The Chair of the Senate Standing Committee on Regulations and Ordinances has sought to remove exemptions from disallowance for instruments made under national schemes of legislation and proclamations under the Quarantine Act. I met with the Chair on these matters on a number of occasions and explained why I could not accede to his proposals. I have also written to the Chair setting out the reasons for my position and those letters have been tabled in the Senate.

The views on national schemes of legislation are founded on the Regulations and Ordinances Committee's position paper about scrutiny of national scheme legislation which canvasses the desirability of uniform scrutiny principles for national schemes. My depart ment made a substantial submission on an earlier issues paper on this subject, drawing attention to a range of difficulties that needed to be considered. I understand that the committee is currently considering a draft of its report in the matter. To remove the exemption for national scheme legislation at this time would be premature without knowing the committee's approach, the rationale for it and whether implementation of the committee's report is desirable, as it has major significance for both the Commonwealth and the states. Knowing the present uncertainty about final arrangements for a uniform scrutiny regime, clause 72 of the bill provides specifically for issues arising from national schemes of legislation to be considered in the course of the review of the operation of the legislative instruments legislation. That is the only appropriate way to approach the issue at this time.

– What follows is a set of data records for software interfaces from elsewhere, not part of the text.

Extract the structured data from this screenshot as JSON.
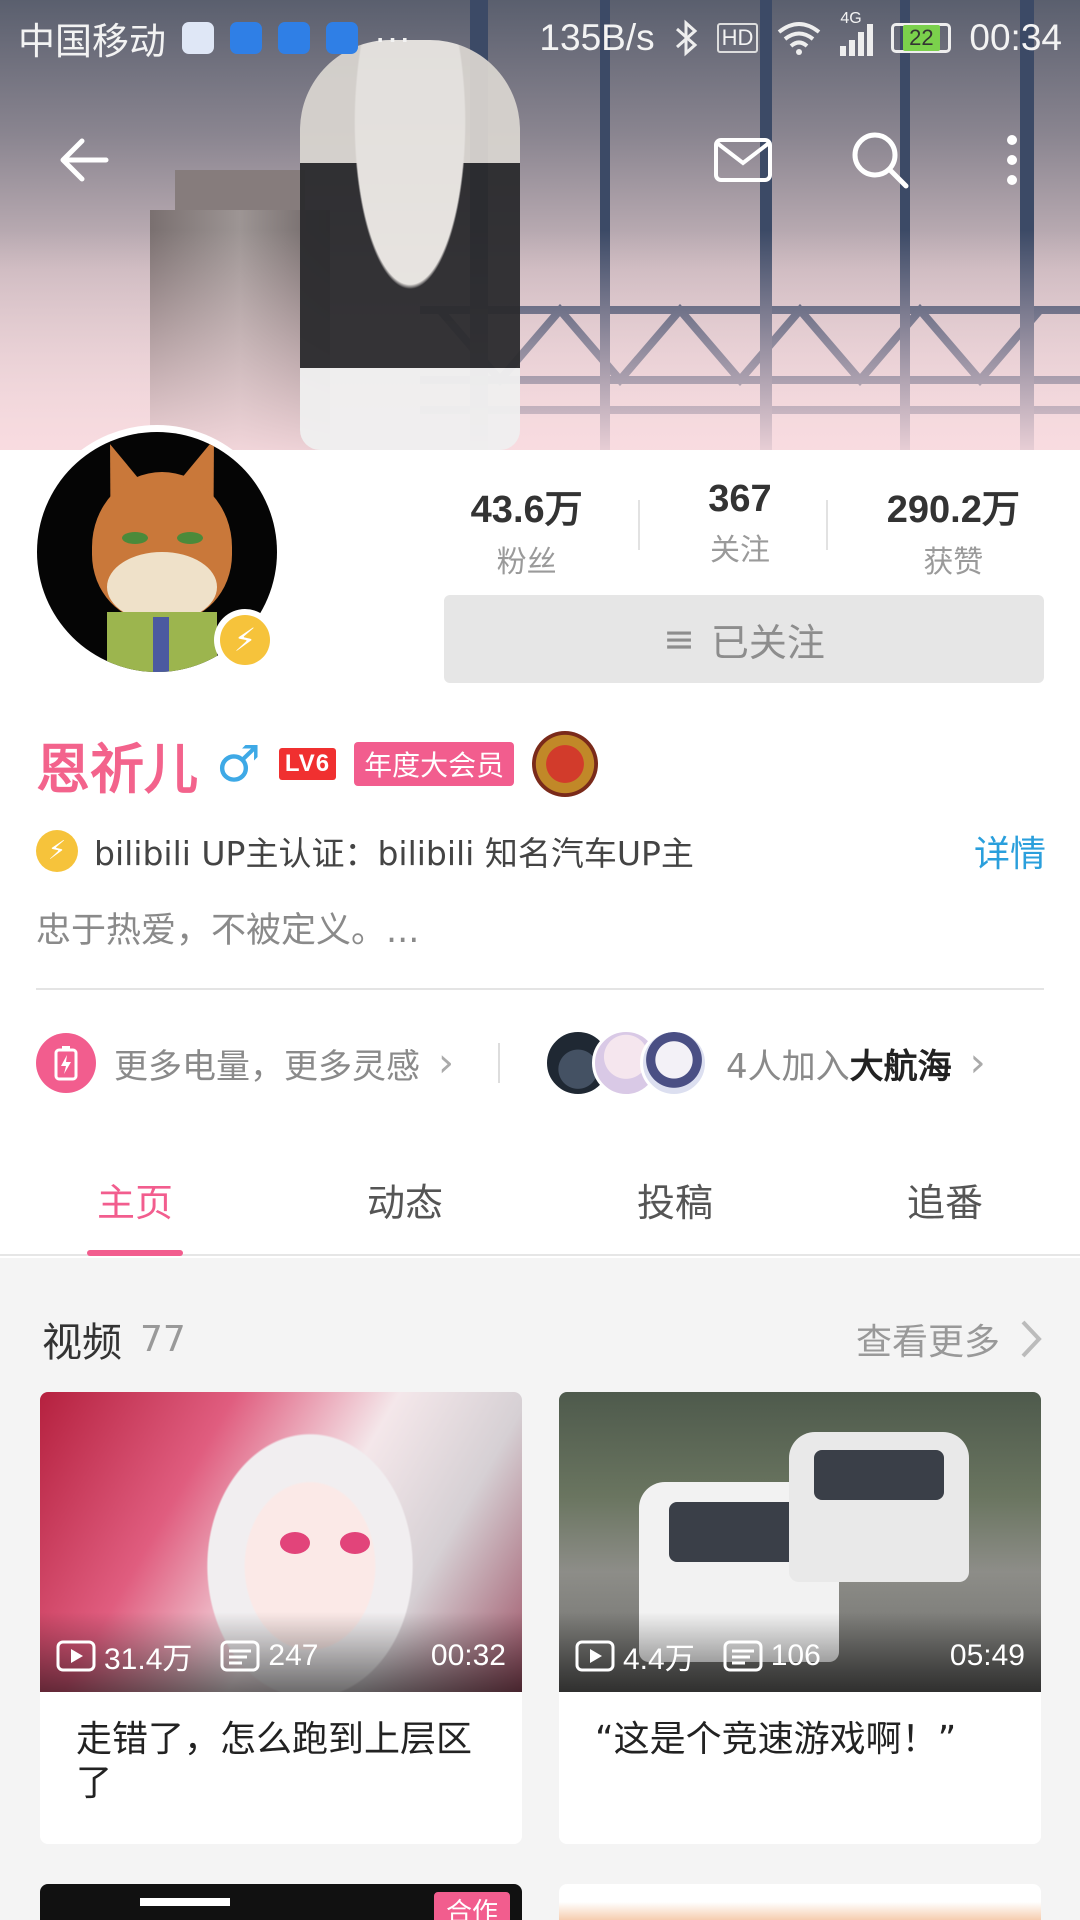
{
  "status_bar": {
    "carrier": "中国移动",
    "more_dots": "···",
    "net_speed": "135B/s",
    "hd_label": "HD",
    "network_type": "4G",
    "battery_level": "22",
    "time": "00:34"
  },
  "nav": {
    "back_icon": "arrow-left-icon",
    "mail_icon": "mail-icon",
    "search_icon": "search-icon",
    "more_icon": "more-vertical-icon"
  },
  "stats": [
    {
      "value": "43.6万",
      "label": "粉丝"
    },
    {
      "value": "367",
      "label": "关注"
    },
    {
      "value": "290.2万",
      "label": "获赞"
    }
  ],
  "follow_button": {
    "icon": "≡",
    "label": "已关注"
  },
  "profile": {
    "name": "恩祈儿",
    "gender_symbol": "♂",
    "level": "LV6",
    "vip_badge": "年度大会员",
    "cert_text": "bilibili UP主认证：bilibili 知名汽车UP主",
    "cert_detail": "详情",
    "bio": "忠于热爱，不被定义。..."
  },
  "extras": {
    "charge_text": "更多电量，更多灵感",
    "guard_prefix": "4人加入",
    "guard_bold": "大航海",
    "chevron": "›"
  },
  "tabs": [
    {
      "label": "主页",
      "active": true
    },
    {
      "label": "动态",
      "active": false
    },
    {
      "label": "投稿",
      "active": false
    },
    {
      "label": "追番",
      "active": false
    }
  ],
  "videos_section": {
    "title": "视频",
    "count": "77",
    "more": "查看更多",
    "items": [
      {
        "views": "31.4万",
        "danmaku": "247",
        "duration": "00:32",
        "title": "走错了，怎么跑到上层区了"
      },
      {
        "views": "4.4万",
        "danmaku": "106",
        "duration": "05:49",
        "title": "“这是个竞速游戏啊！”"
      }
    ],
    "next_row_badge": "合作"
  },
  "colors": {
    "brand_pink": "#f25d8e",
    "link_blue": "#2a9fdc",
    "gender_blue": "#3ea9e6",
    "level_red": "#f03030",
    "cert_yellow": "#f6c33b"
  }
}
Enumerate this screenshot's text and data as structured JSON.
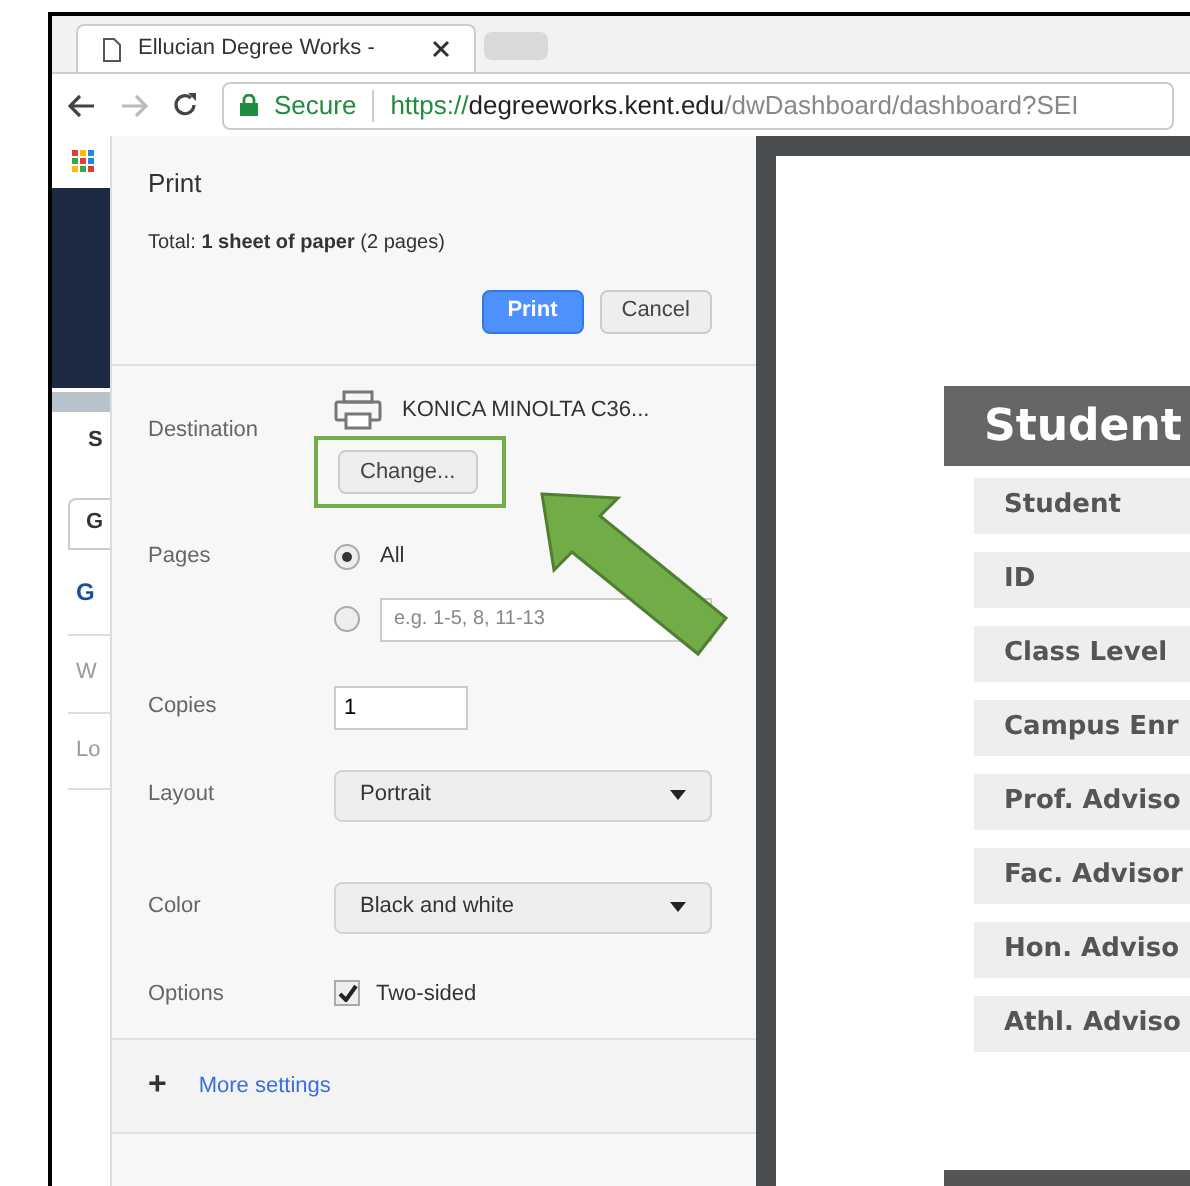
{
  "browser": {
    "tab": {
      "title": "Ellucian Degree Works - "
    },
    "address": {
      "secure_label": "Secure",
      "url_scheme": "https://",
      "url_host": "degreeworks.kent.edu",
      "url_path": "/dwDashboard/dashboard?SEI"
    }
  },
  "background_page": {
    "fragments": [
      {
        "text": "S",
        "kind": "plain"
      },
      {
        "text": "G",
        "kind": "tab"
      },
      {
        "text": "G",
        "kind": "link"
      },
      {
        "text": "W",
        "kind": "muted"
      },
      {
        "text": "Lo",
        "kind": "muted"
      }
    ]
  },
  "print_dialog": {
    "title": "Print",
    "total_label": "Total:",
    "total_bold": "1 sheet of paper",
    "total_rest": "(2 pages)",
    "buttons": [
      {
        "label": "Print",
        "kind": "primary"
      },
      {
        "label": "Cancel",
        "kind": "secondary"
      }
    ],
    "destination": {
      "label": "Destination",
      "printer": "KONICA MINOLTA C36...",
      "change_button": "Change...",
      "highlighted": true
    },
    "pages": {
      "label": "Pages",
      "options": [
        {
          "kind": "all",
          "label": "All",
          "selected": true
        },
        {
          "kind": "custom",
          "placeholder": "e.g. 1-5, 8, 11-13",
          "selected": false
        }
      ]
    },
    "copies": {
      "label": "Copies",
      "value": "1"
    },
    "layout": {
      "label": "Layout",
      "value": "Portrait"
    },
    "color": {
      "label": "Color",
      "value": "Black and white"
    },
    "options": {
      "label": "Options",
      "two_sided": {
        "label": "Two-sided",
        "checked": true
      }
    },
    "more_settings": {
      "icon": "+",
      "label": "More settings"
    }
  },
  "preview": {
    "table_title": "Student",
    "rows": [
      "Student",
      "ID",
      "Class Level",
      "Campus Enr",
      "Prof. Adviso",
      "Fac. Advisor",
      "Hon. Adviso",
      "Athl. Adviso"
    ]
  }
}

The exemptions for quarantine proclamations are necessary because they are the only way to provide specific control mechanisms to prevent the entry and spread of disease and pests affecting humans, animals and plants in Australia. Typically, the detailed conditions under which importation of a particular commodity from a particular country or region may be allowed are set out in protocols developed by the Australian Quarantine and Inspection Service within the scope of the relevant quarantine proclamation. Each set of protocol conditions is developed on the basis of consideration of relevant scientific information and risk analysis.

Quarantine proclamations have never been subject to disallowance by the parliament. This approach is being continued in the bill on the basis that it is not appropriate to task the legislature to consider whether to disallow such highly technical instruments. Remedies on alleged procedural defects in the making of these instruments are available under the Administrative Decisions (Judicial Review) Act 1977.

Sunsetting of delegated legislation is an important component of the government's policy on regulation review. It will ensure that business regulation is reduced to the minimum necessary for effective accountability and control and that remaining delegated legislation is regularly considered for appropriateness, currency, effectiveness and necessity. The Administrative Review Council's report Rule making by Commonwealth agencies which led to this legislation recommended that all existing principal instruments of a legislative character and all instruments subject to the Legislative Instruments Act should be sunsetted.

The House committee, in its report on the 1994 bill, which did not provide for sunsetting, recognised the resources issues associated with sunsetting and recommended that a sunsetting regime be introduced in relation to all existing and future legislative instruments as soon as possible. The House committee's report Clearer Commonwealth law, and the Access to Justice Advisory Committee's report Access to justice also supported the early introduction of a sunsetting program.

This bill gives effect to the government's policy of ensuring that all new regulations are subject to a five-year sunset clause. This is an important policy that the government cannot, and will not, back away from. It is part of a range of policies that remove unnecessary burdens from the business community and benefit the whole community. I commend the bill to the House and present the explanatory memorandum.

Debate (on motion by Mr Laurie Ferguson) adjourned.